And what of existing schools? First, DISD must do the job of educating the students it has. I have personally always thought schools should be community centers where police are present, where after school study halls and other activities offer a place away from violent neighborhoods or dysfunctional homes, and where there is interaction with people who live in the neighborhood. Clearly the City can do much to support after school programs and establish neighborhood watch programs operated from schools.
It also seems that there should be an expansion of summer school. As the Dallas News report noted, Chicago Mayor Richard Daily ordered 150,000 students to remedial summer school with considerable positive benefit. I never attended a summer school but I seem to recall that those who did often returned in the fall with a new focus on academics. The City should be able to play a complimentary roll in implementing such a program.

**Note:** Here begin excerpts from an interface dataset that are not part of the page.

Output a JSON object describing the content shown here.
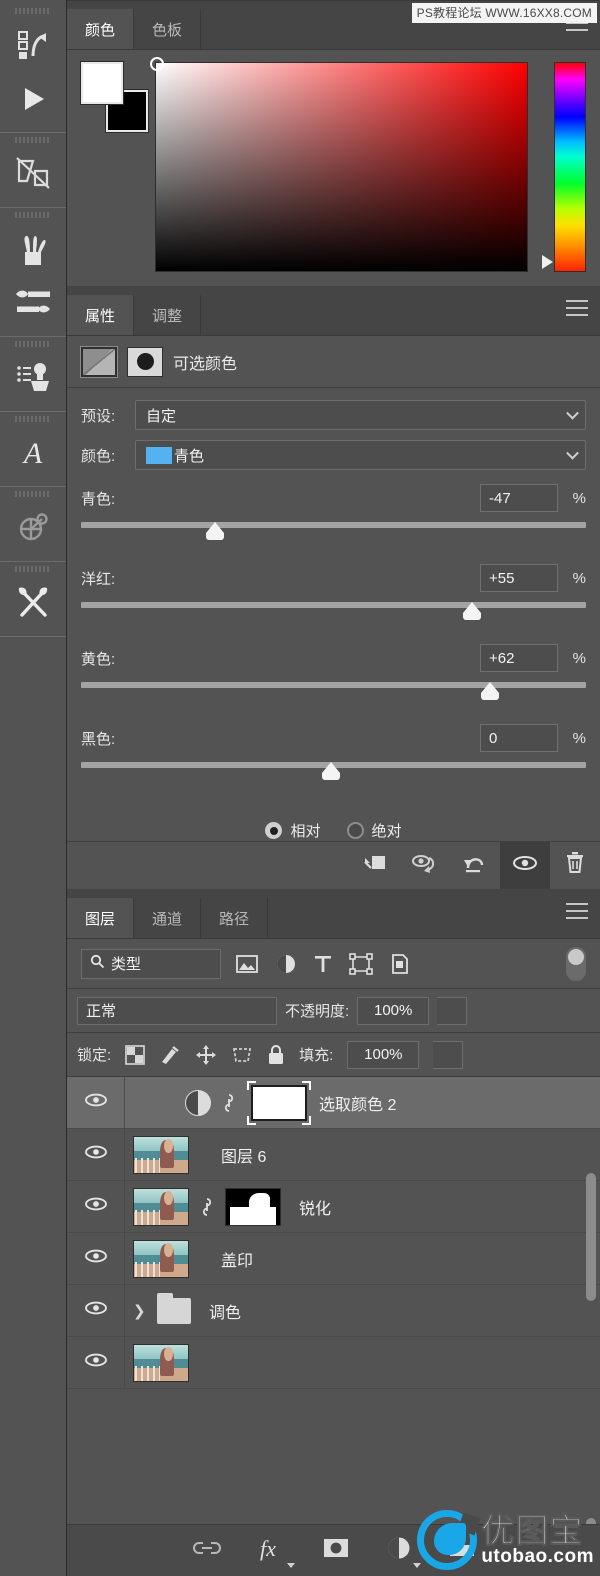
{
  "watermarks": {
    "top": "PS教程论坛 WWW.16XX8.COM",
    "bottom_cn": "优图宝",
    "bottom_en": "utobao.com"
  },
  "toolbar": {
    "tools": [
      {
        "name": "artboard-tool",
        "icon": "artboard-icon"
      },
      {
        "name": "play-tool",
        "icon": "play-icon"
      },
      {
        "name": "slice-tool",
        "icon": "slice-icon"
      },
      {
        "name": "retouch-tool",
        "icon": "healing-brush-icon"
      },
      {
        "name": "brush-tool",
        "icon": "brush-icon"
      },
      {
        "name": "clone-stamp-tool",
        "icon": "clone-stamp-icon"
      },
      {
        "name": "type-tool",
        "icon": "type-icon"
      },
      {
        "name": "path-tool",
        "icon": "path-select-icon"
      },
      {
        "name": "edit-toolbar",
        "icon": "edit-toolbar-icon"
      }
    ]
  },
  "color_panel": {
    "tabs": [
      {
        "label": "颜色",
        "active": true
      },
      {
        "label": "色板",
        "active": false
      }
    ],
    "foreground": "#ffffff",
    "background": "#000000",
    "field_base_hue": "#ff0000",
    "menu_icon": "panel-menu-icon"
  },
  "properties_panel": {
    "tabs": [
      {
        "label": "属性",
        "active": true
      },
      {
        "label": "调整",
        "active": false
      }
    ],
    "title": "可选颜色",
    "adjustment_icon": "selective-color-icon",
    "mask_icon": "layer-mask-icon",
    "menu_icon": "panel-menu-icon",
    "preset": {
      "label": "预设:",
      "value": "自定"
    },
    "color": {
      "label": "颜色:",
      "value": "青色",
      "swatch": "#55b2f0"
    },
    "sliders": [
      {
        "name": "青色:",
        "value": "-47",
        "unit": "%",
        "pos_pct": 26.5
      },
      {
        "name": "洋红:",
        "value": "+55",
        "unit": "%",
        "pos_pct": 77.5
      },
      {
        "name": "黄色:",
        "value": "+62",
        "unit": "%",
        "pos_pct": 81.0
      },
      {
        "name": "黑色:",
        "value": "0",
        "unit": "%",
        "pos_pct": 49.5
      }
    ],
    "method": {
      "relative": {
        "label": "相对",
        "selected": true
      },
      "absolute": {
        "label": "绝对",
        "selected": false
      }
    },
    "footer_buttons": [
      {
        "name": "clip-to-layer-button",
        "icon": "clip-to-layer-icon",
        "active": false
      },
      {
        "name": "toggle-previous-state-button",
        "icon": "eye-arrow-icon",
        "active": false
      },
      {
        "name": "reset-button",
        "icon": "reset-arrow-icon",
        "active": false
      },
      {
        "name": "toggle-visibility-button",
        "icon": "eye-icon",
        "active": true
      },
      {
        "name": "delete-button",
        "icon": "trash-icon",
        "active": false
      }
    ]
  },
  "layers_panel": {
    "tabs": [
      {
        "label": "图层",
        "active": true
      },
      {
        "label": "通道",
        "active": false
      },
      {
        "label": "路径",
        "active": false
      }
    ],
    "menu_icon": "panel-menu-icon",
    "filter": {
      "value": "类型",
      "search_icon": "search-icon"
    },
    "filter_icons": [
      {
        "name": "filter-pixel-icon"
      },
      {
        "name": "filter-adjustment-icon"
      },
      {
        "name": "filter-type-icon"
      },
      {
        "name": "filter-shape-icon"
      },
      {
        "name": "filter-smart-object-icon"
      }
    ],
    "filter_toggle": "filter-enable-toggle",
    "blend_mode": "正常",
    "opacity_label": "不透明度:",
    "opacity_value": "100%",
    "lock_label": "锁定:",
    "lock_icons": [
      {
        "name": "lock-transparent-pixels-icon"
      },
      {
        "name": "lock-image-pixels-icon"
      },
      {
        "name": "lock-position-icon"
      },
      {
        "name": "lock-artboard-nesting-icon"
      },
      {
        "name": "lock-all-icon"
      }
    ],
    "fill_label": "填充:",
    "fill_value": "100%",
    "layers": [
      {
        "name": "选取颜色 2",
        "type": "adjustment",
        "selected": true,
        "visible": true,
        "linked": true
      },
      {
        "name": "图层 6",
        "type": "pixel",
        "selected": false,
        "visible": true,
        "linked": false
      },
      {
        "name": "锐化",
        "type": "pixel-masked",
        "selected": false,
        "visible": true,
        "linked": true
      },
      {
        "name": "盖印",
        "type": "pixel",
        "selected": false,
        "visible": true,
        "linked": false
      },
      {
        "name": "调色",
        "type": "group",
        "selected": false,
        "visible": true,
        "linked": false
      }
    ],
    "footer_buttons": [
      {
        "name": "link-layers-button",
        "icon": "link-icon"
      },
      {
        "name": "layer-style-button",
        "icon": "fx-icon"
      },
      {
        "name": "add-layer-mask-button",
        "icon": "mask-icon"
      },
      {
        "name": "new-adjustment-layer-button",
        "icon": "adjustment-circle-icon"
      },
      {
        "name": "new-group-button",
        "icon": "folder-icon"
      }
    ]
  }
}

What the Mayor and City Council must realize is that all their other efforts are in vain if Dallas cannot provide an education system that the middle class is willing to use. It must realize that DISD is invisible to most residents of the City. If the turnout is low for City elections it is virtually non-existent for school board elections. The government of Dallas should take the lead in mobilizing the people of Dallas to establish a singular educational success among urban American cities.